Johan Agebjörn - ”Music with less electricity”
”It's so much easier for an electronic musician to just make a series of
albums with beats. But this is something different altogether. The only
artist that i can think of who has done anything similar to this is maybe
Aphex Twin on "Druqks". But his compositions on the piano are not as
brilliant and refreshing as Johan's.”
• •Jon Zaremba
10-track black CDR
T ime: 35:06
Edition: 50 copies (sold out), downloads available from iTunes, Amazon, Bandcamp
Release date: September 4th, 2006 (downloads released in February 2012)
Cat. no.: h:m002
”Music with less electricity” is a collection of piano compositions that were originally never meant to be recorded or performed. Most of them served more as some kind of therapy, being composed during a hard period of Johan's life when the piano was his only bright spot. However, later his girlfriend asked him to record the songs for her, which he did, most of them in December 2004. The cottage of Mossebo (see f.a.q.) was so cold that it was absolutely necessary to keep the fire burning - you can't play the piano with freezing fingers - so on some tracks you can hear the sparkling of the fire.
The title of the album was chosen since this album is less electronic than the rest of the music that Johan composes. The track ”Less electricity” was composed during the storm Gudrun, when Mossebo was out of electricity for three days. A few months later, a friend of Johan convinced him to release the album. After having polished some of the recordings and added background strings etc. to some tracks (making it ”less electric” rather than completely acoustic), this is now happening.
1. Song in c minor
2. Rosa Luxemburg
3. The fox, the rat and the pig
4. Folk music-ish
5. Song in g minor
7. Less electricity
8. Song II in c minor
9. Fragments of a cathedral (Acoustic version)
10. Universal love

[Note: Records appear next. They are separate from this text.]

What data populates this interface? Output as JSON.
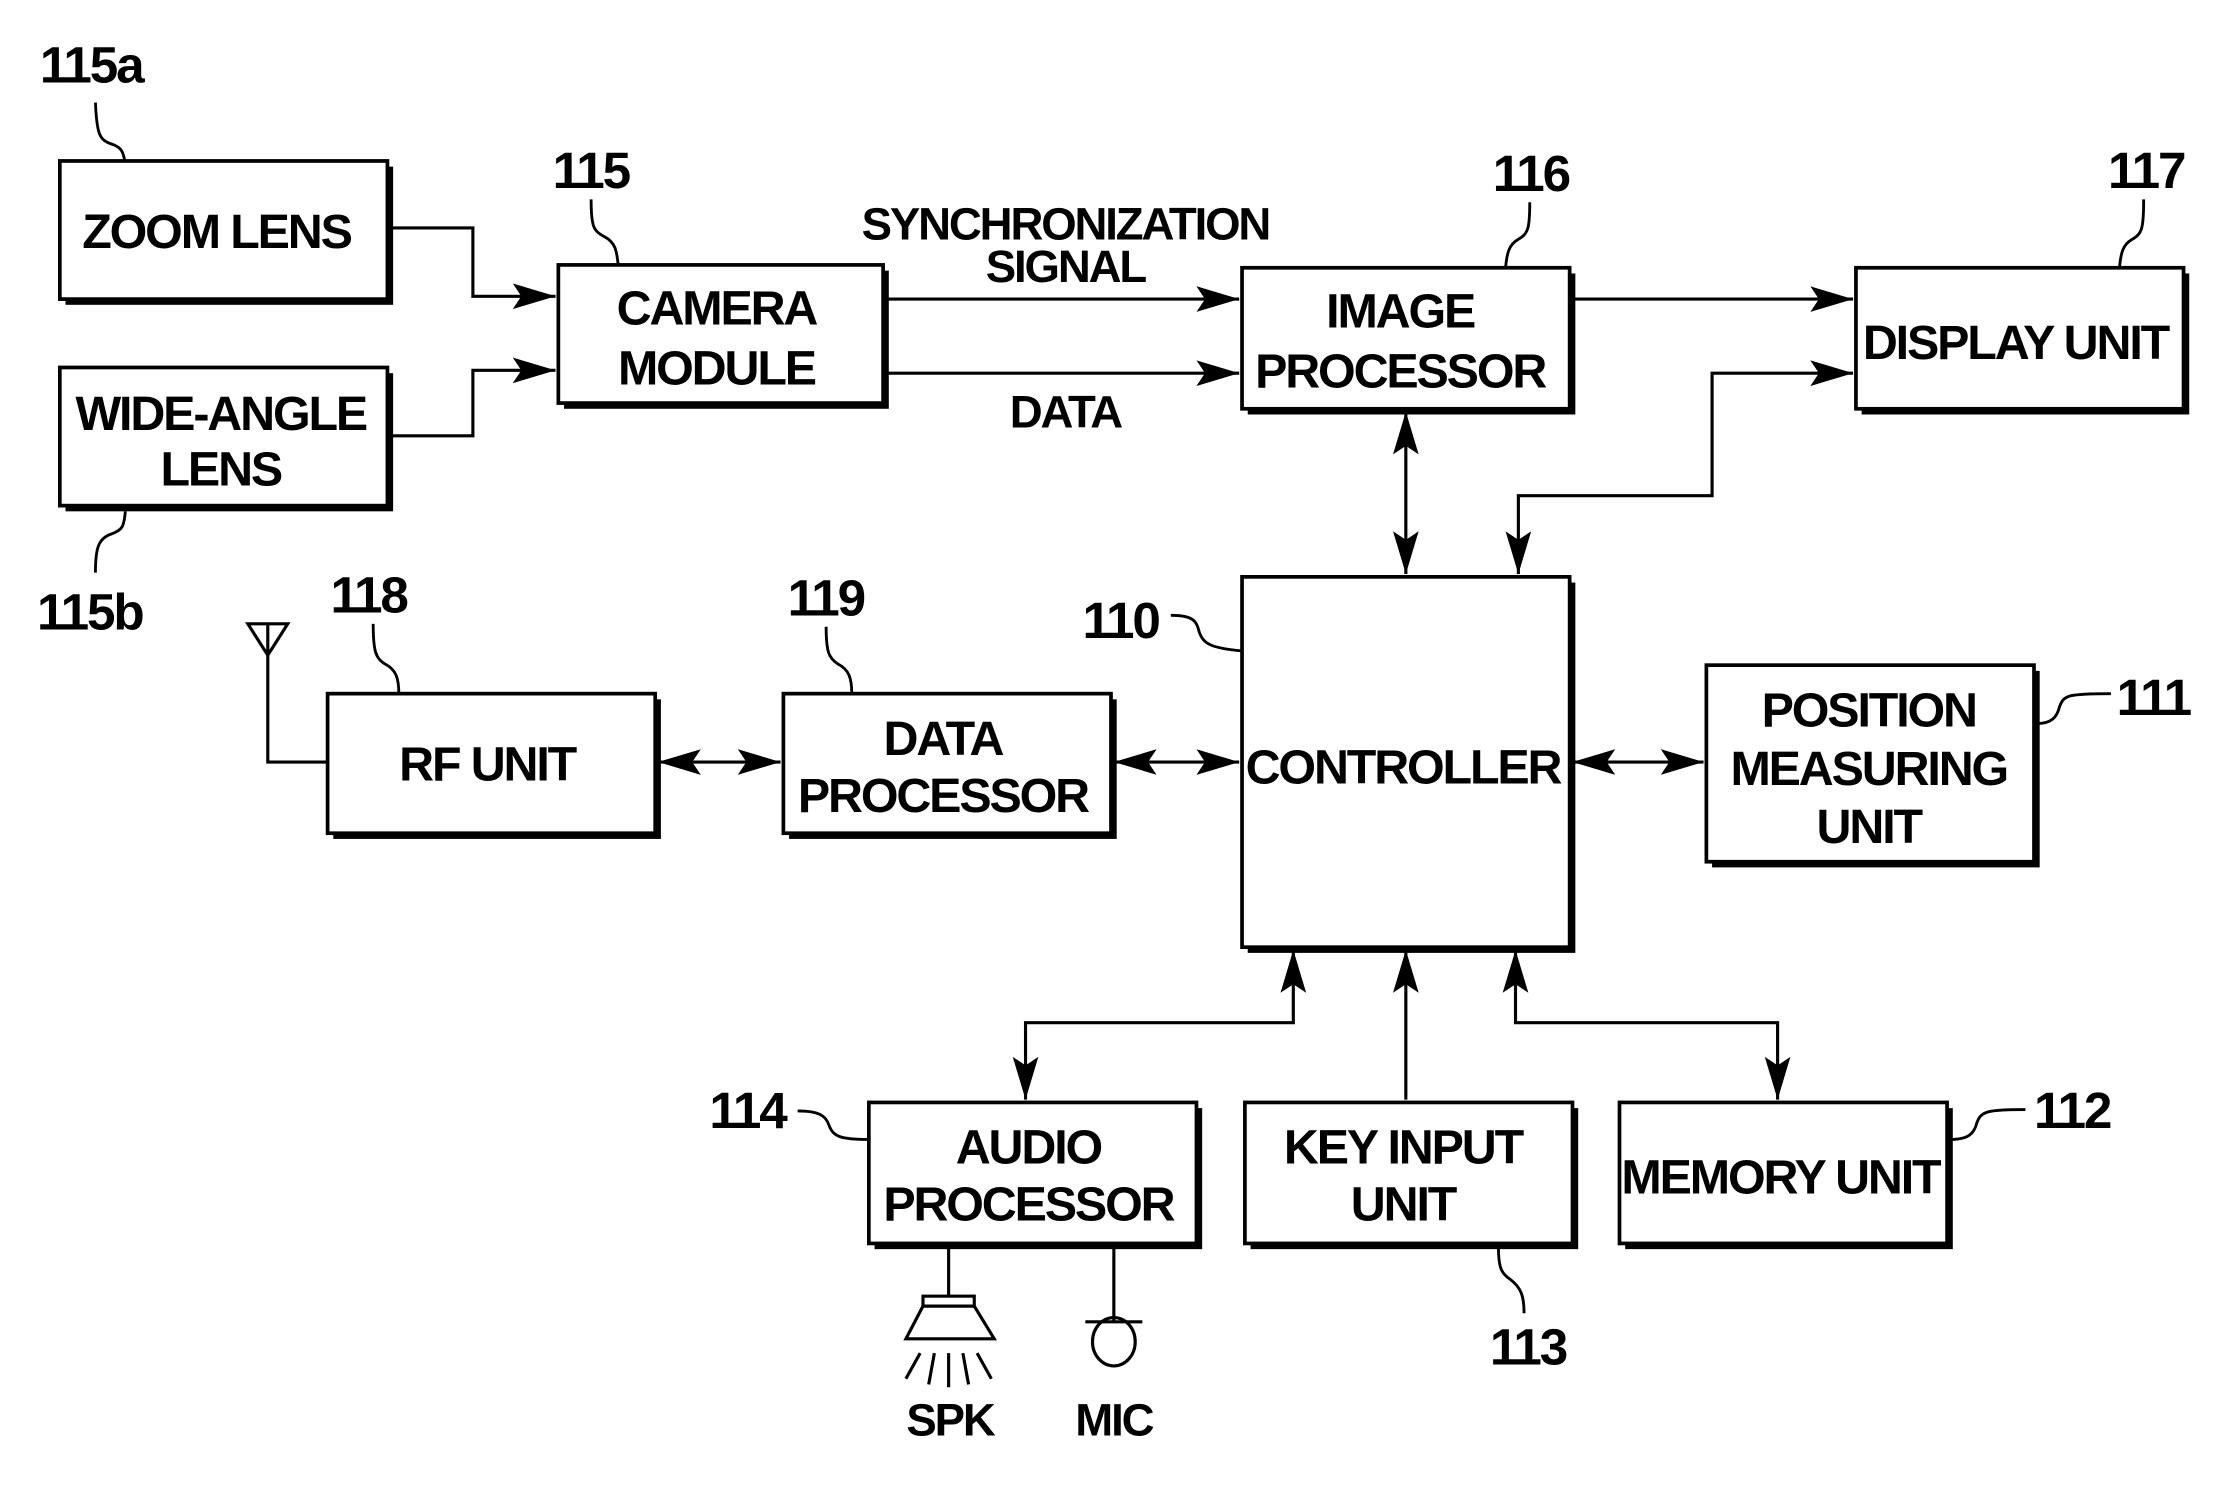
{
  "diagram": {
    "blocks": {
      "zoom_lens": {
        "ref": "115a",
        "lines": [
          "ZOOM LENS"
        ]
      },
      "wide_angle_lens": {
        "ref": "115b",
        "lines": [
          "WIDE-ANGLE",
          "LENS"
        ]
      },
      "camera_module": {
        "ref": "115",
        "lines": [
          "CAMERA",
          "MODULE"
        ]
      },
      "image_processor": {
        "ref": "116",
        "lines": [
          "IMAGE",
          "PROCESSOR"
        ]
      },
      "display_unit": {
        "ref": "117",
        "lines": [
          "DISPLAY UNIT"
        ]
      },
      "rf_unit": {
        "ref": "118",
        "lines": [
          "RF UNIT"
        ]
      },
      "data_processor": {
        "ref": "119",
        "lines": [
          "DATA",
          "PROCESSOR"
        ]
      },
      "controller": {
        "ref": "110",
        "lines": [
          "CONTROLLER"
        ]
      },
      "position_measuring_unit": {
        "ref": "111",
        "lines": [
          "POSITION",
          "MEASURING",
          "UNIT"
        ]
      },
      "memory_unit": {
        "ref": "112",
        "lines": [
          "MEMORY UNIT"
        ]
      },
      "key_input_unit": {
        "ref": "113",
        "lines": [
          "KEY INPUT",
          "UNIT"
        ]
      },
      "audio_processor": {
        "ref": "114",
        "lines": [
          "AUDIO",
          "PROCESSOR"
        ]
      }
    },
    "signals": {
      "sync_line1": "SYNCHRONIZATION",
      "sync_line2": "SIGNAL",
      "data": "DATA"
    },
    "peripherals": {
      "speaker": "SPK",
      "microphone": "MIC"
    }
  }
}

All tracks composed by Johan Agebjörn except ”The fox, the rat and the pig” based on a traditional song and ”Fragments of a cathedral” based on ”La Cathédrale engloutie” by Claude Debussy.